Throughout the history of South Africa, the Afrikaners have been described as a "strange society". Calvinism was a key to their lifestyle and ideology and they saw themselves as God's special instruments. Their political philosophy of separate development was to a certain extent, revolutionary and was known as "apartheid". This was an attempt to remake a society according to a socio-political ideal which was rooted in the concept of safety in power. This thesis investigates the Afrikaners with regard to their primal ancestors, the origin of their identity, their identity during the reign of the NP government and their identity in the post apartheid South Africa. Discrepancies concerning Afrikaner identity during this time are also investigated. In this thesis special emphasis is placed on the right-wing actions of the Afrikaners, their political development from the time of separation from the NP which arose from the conviction that the leaders of this party were deviating from the moral and political prescriptions of their predecessors, their ideals and visions of freedom. The right-wing tends to qualify the term “nationalism” with the term “Christian” and they therefore believe that their nationhood is widely ordained. Culture, for the right-wing means an inclusive concept which covers every aspect of their lives. Language, i.e. Afrikaans, is seen as the verbal and written expression of their national culture. This study is directed towards the right wing of Afrikaners' quest for a "volkstaat" (state nation) and specifically the foundation of Orania in the Northern Cape and investigates whether it is a viable option for Afrikaners in general to live. The right-wingers believe that the only feasible constitutional option for peace in South Africa lies in partition The origin of the volkstaat idea , the early thoughts and the development of this concept are also investigated as well as the different models and role players. The main aim of this thesis is to investigate the success of Orania as a possible growing point of a "volkstaat" for Afrikaners. The early stages in the development of this small town e.g. the purchase, their efforts in achieving autonomy, their constitutional rights, their efforts in developing their community as well as their image to the outside world are investigated. During a visit to Orania in 2005 questionnaires were handed out to residents in order to compose a social profile and to investigate domicile statistics as well as views on Afrikaner identity. Ultimately this thesis indicates that although Orania functions successfully in most instances the possibility of it serving as a growing point of a “volkstaat” needs a much larger effort and larger support from other Afrikaners.

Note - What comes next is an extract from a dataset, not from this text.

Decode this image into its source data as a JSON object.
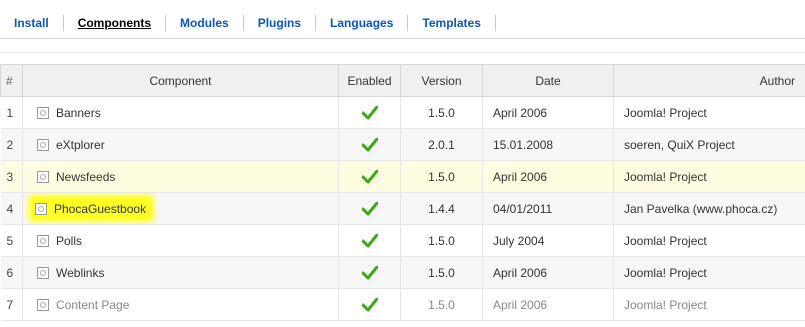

Thesis (MA (History))--University of Stellenbosch, 2007.
Dissertations -- History, Theses -- History, Afrikaners, Afrikaners -- Ethnic identity, Post-apartheid era -- South Africa, South Africa -- Politics and government, Orania (South Africa) -- South Africa -- Race relations